Your assignment:
Find and copy every line in the records that includes the string "name".

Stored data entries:
● ● ● ● ● ● ●

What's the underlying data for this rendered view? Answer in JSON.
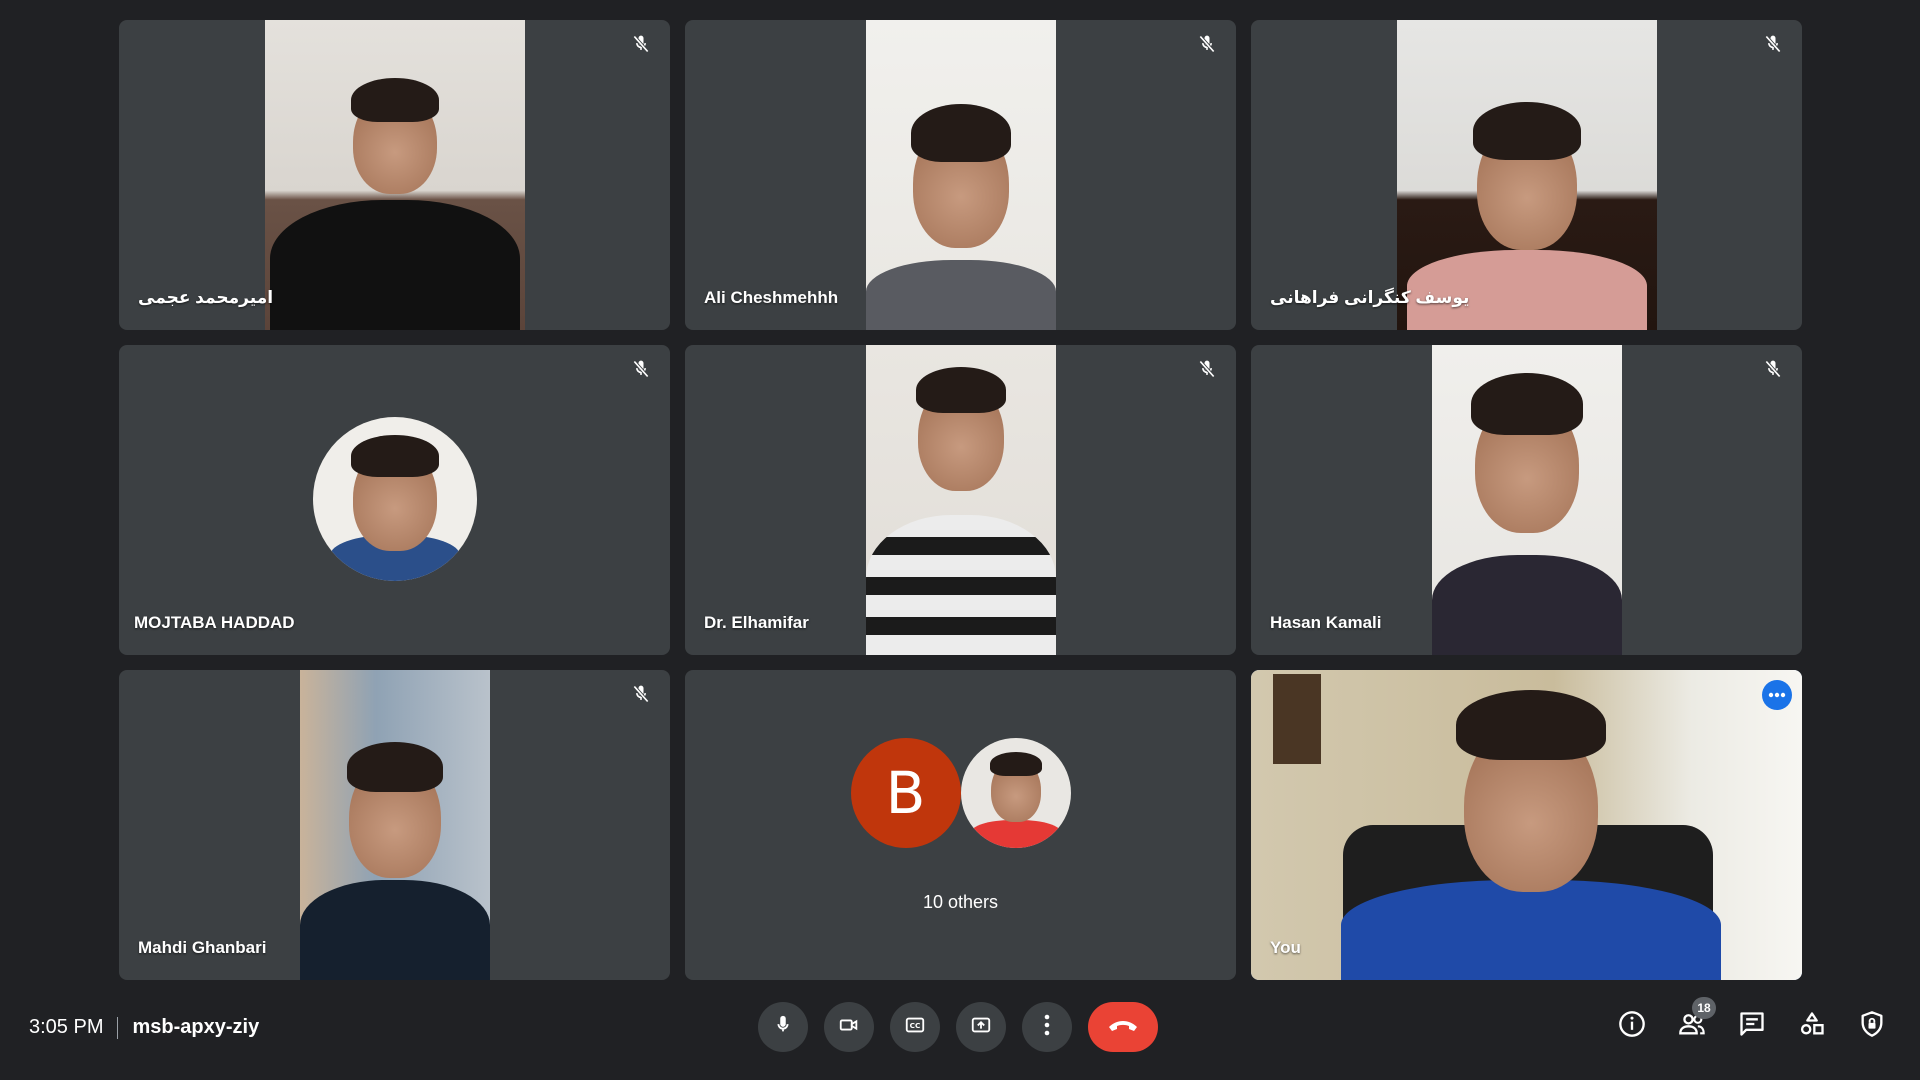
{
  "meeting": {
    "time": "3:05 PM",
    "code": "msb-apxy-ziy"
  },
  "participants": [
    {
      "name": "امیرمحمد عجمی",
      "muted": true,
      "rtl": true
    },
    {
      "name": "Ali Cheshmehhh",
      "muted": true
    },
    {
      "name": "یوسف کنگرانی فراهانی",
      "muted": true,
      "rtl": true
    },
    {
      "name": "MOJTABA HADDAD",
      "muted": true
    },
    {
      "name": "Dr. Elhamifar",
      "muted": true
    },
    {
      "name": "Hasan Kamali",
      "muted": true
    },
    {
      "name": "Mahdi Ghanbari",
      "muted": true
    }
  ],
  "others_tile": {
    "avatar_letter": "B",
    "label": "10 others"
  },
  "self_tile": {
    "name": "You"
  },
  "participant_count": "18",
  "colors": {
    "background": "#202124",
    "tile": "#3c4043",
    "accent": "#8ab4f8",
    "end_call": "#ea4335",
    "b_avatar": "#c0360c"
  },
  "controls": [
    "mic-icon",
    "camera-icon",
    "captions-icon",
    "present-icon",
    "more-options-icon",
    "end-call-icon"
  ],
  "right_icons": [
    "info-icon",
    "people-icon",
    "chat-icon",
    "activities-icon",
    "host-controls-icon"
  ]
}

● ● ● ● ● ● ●

Task solution:
      "name": "امیرمحمد عجمی",
      "name": "Ali Cheshmehhh",
      "name": "یوسف کنگرانی فراهانی",
      "name": "MOJTABA HADDAD",
      "name": "Dr. Elhamifar",
      "name": "Hasan Kamali",
      "name": "Mahdi Ghanbari",
    "name": "You"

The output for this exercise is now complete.